Home Remedy For Aphids
If you’re a home gardener, one of the most frustrating problems can be aphids in your garden. These little pests can ruin your both plants and your dream of a beautiful garden. Aphids can appear over night and can take over your garden very quickly. Most species are green, pear shaped and approximately 1/8” in length. Aphids feed by piercing the plants and sucking out their juices, eventually killing the plant.
There are many ways to kill these little pests and save your garden. There are sprays, predator insects, and companion gardening. Using one or all of these treatments can save your plants and give you a garden to be proud of for years to come.
Use of a Home Made Spray
Make this home remedy spray for application as soon as you notice your garden has been infected. This solution is made from items readily available in your home.
Step One – Shade The Plants
If the affected plants are in pots, it is best to move them out of direct sunlight. The oil in the spray mixture can magnify the sunlight and burn the plant stems and leaves. If you cannot move the plants, a thin material such as cheesecloth or nylon sheeting over the plants will help.
Step Two – Creating the Remedy
Mix the oil and dish detergent together in a small bowl.
Blend the mixture with the water.
Pour into a spray bottle.
Step Three – Spraying The Plants
For your safety, wear protective clothing, goggles and rubber gloves while spraying. Do not spray on a windy day. Coat the stem and the underside of the leaves. Spray the plants with this mixture every few days until the aphids are gone. This mixture will suffocate the aphids and kill them. You can hose off or wipe away the dead aphids after a few days.
Step 4 – Consider Predator Insects
There are insects that will feed on the aphids but not harm your garden. The enemy of aphids includes ladybugs, lacewing bugs, and even a bug named aphid predator. You can purchase these insects from your neighborhood garden supply or order them over the internet.
Ladybugs will lay hundreds of eggs on your affected plants. Once they hatch, the larvae will begin to feast on the aphids. In a 3 to 6 week period, the larvae can devour some 5,000 aphids. Just release these insects in your garden and let them feast. Within a few days you will see a significant reduction in aphids.
Step 5 – Consider Companion Gardening

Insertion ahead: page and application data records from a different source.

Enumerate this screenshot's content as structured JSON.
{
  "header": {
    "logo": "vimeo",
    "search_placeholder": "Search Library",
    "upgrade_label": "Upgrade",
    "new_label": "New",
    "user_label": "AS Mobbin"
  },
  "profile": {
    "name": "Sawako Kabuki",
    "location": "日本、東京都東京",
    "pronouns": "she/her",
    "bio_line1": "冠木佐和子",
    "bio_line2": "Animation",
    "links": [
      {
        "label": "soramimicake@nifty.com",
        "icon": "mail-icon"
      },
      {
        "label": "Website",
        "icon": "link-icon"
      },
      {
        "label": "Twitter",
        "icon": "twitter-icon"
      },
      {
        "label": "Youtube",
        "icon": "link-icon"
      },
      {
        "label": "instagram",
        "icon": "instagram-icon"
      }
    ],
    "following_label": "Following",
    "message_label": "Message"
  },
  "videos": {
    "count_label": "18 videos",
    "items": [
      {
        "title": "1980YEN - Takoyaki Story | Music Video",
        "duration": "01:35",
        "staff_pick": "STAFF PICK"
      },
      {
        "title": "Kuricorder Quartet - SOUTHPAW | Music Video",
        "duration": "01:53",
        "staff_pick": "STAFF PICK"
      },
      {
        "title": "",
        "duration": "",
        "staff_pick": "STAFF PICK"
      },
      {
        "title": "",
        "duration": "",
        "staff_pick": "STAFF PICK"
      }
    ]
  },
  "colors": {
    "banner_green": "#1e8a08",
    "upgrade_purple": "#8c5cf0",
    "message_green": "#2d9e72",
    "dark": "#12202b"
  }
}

There are plants that naturally fend off aphids. These include onions and garlic, chervil, cilantro, dill, fennel and oregano. Distributing these plants around the garden will repel the aphids. These plants can also be placed in pots and moved to the areas affected.